5 crazy plans to end Wi-Fi deadspots
There are over 3 billion people who live without access to the internet so here are 5 crazy ideas that aim to bring the World Wide Web to everybody.
The creation of Wi-Fi and mobile hotspots has let us get the most out of the internet wherever we go, but it's all too easy to stumble on deadspots that halt productivity, even in the heart of a beating metropolis. Rural regions fare much worse, and over half the world still doesn't have access to the internet at all. So how do we overcome geography and poverty to get everyone connected?
Tech companies are bursting with amazing and ambitious ideas that could bring the internet to everybody, anywhere in the world, from hotspot hot air balloons to Wi-Fi satellites. Read on as we take a look at the most unusual ways that companies are cloaking the globe in internet reception.
X Project Loon
Project Loon is a concept developed by Google research and development subsidiary X, the department behind a number of massive projects, including the Waymo self-driving car. It's Project Loon that could make the biggest difference to people all around the world, however.
In effect, Project Loon is a network of balloons that fly through the stratosphere, using wireless routers high above the clouds to create networks across the surface of the Earth. While people in wealthier countries have come to take the internet for granted, X points out that more than half the planet is yet to get online, with Project Loon's balloon-based networks offering billions of people the prospect of connecting for the first time.
SpaceX Starlink satellites
Look at any cutting-edge technology from the past couple of years, where men and women are pushing the boundaries of what's possible, and Elon Musk’s name pops up again and again. The quest to bring internet to everybody is no different, with Musk's SpaceX company taking a similar route to Project Loon, but in this case replacing high altitude balloons with satellites, and lots of satellites at that.
SpaceX intends to create a constellation of nearly 12,000 satellites, with the network dubbed Starlink, and the aim is to deliver low cost global broadband for all, beamed through the air – no more routers and powerline adapters.

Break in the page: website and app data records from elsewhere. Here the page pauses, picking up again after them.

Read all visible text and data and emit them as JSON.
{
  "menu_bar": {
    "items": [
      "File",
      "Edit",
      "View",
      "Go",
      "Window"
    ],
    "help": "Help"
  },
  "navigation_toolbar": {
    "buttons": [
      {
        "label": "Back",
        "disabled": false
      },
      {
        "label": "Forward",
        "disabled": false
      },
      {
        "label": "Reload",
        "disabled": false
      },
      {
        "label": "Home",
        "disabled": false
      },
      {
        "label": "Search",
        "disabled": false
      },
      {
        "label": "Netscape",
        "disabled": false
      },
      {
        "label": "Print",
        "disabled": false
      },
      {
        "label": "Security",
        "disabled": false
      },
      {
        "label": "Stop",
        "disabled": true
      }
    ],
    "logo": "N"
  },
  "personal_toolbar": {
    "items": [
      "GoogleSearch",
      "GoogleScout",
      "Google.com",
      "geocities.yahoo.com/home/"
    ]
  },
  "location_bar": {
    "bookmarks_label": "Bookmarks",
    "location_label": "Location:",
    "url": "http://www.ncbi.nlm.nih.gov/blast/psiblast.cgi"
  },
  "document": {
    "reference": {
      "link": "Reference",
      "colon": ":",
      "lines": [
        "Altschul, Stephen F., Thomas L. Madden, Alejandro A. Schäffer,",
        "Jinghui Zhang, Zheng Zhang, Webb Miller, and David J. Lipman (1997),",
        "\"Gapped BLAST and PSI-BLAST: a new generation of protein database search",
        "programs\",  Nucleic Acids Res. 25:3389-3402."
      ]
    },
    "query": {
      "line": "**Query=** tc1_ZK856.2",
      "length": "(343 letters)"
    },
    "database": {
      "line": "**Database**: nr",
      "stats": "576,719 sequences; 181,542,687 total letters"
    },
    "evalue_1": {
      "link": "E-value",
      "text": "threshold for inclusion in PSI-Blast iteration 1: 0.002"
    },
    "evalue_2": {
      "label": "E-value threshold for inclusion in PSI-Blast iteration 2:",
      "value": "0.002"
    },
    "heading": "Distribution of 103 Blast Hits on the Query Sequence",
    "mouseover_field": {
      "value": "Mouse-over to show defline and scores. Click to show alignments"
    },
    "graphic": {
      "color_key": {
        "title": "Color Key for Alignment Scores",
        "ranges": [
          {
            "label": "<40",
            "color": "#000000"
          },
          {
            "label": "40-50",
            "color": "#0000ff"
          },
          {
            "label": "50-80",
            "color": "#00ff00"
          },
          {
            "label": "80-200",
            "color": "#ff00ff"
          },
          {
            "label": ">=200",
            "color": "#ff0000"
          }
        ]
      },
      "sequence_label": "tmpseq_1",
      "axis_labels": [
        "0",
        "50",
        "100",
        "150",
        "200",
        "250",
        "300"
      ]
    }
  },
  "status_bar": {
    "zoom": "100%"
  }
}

Starlink isn't the only platform that's looking to broaden access to the internet using satellites, with OneWeb aiming to launch as many as 900 Wi-Fi beaming satellites over the next decade. The company, backed by investors including Airbus, Bharti and and Richard Branson's Virgin, is aiming to make internet access available and affordable to everybody on the planet, not least the two million schools that are currently without broadband. Terminals on the ground will communicate with the satellites, emitting 3G, LTE, 5G and Wi-Fi signals to surrounding areas to offer high-speed broadband.
Facebook Aquila plane
Lots of the world's greatest tech minds have evidently come to the conclusion that the best way to beam broadband to the most remote parts of the planet is to use orbiting platforms, including balloons and satellites, but the jury is still out on what format strikes the best balance between cost and efficiency.
Facebook has taken a different route to its rivals above, with its Aquila drone running on solar power and navigating the planet at 60,000ft (18,288m). Facebook's drones will be made out of carbon fibre, weigh less than 450kg and communicate with each other by laser, flying for months at a time without manned assistance.
With the likes of Facebook and Google involved in bringing broadband to everyone, it's no surprise to see that Microsoft is also getting in on the action.
Microsoft's 4Africa concept provides a completely different way of putting an end to internet deadspots, aiming to connect millions of people in Africa to the internet by using unassigned frequencies in television broadcast bands, which covers up to four times the distance of traditional Wi-Fi – and at lower costs. The use of previously unused broadcast bands isn't the only innovative thing about 4Africa, either, with pilot schemes also using solar-powered base stations to connect schools, libraries and healthcare clinics in deprived areas.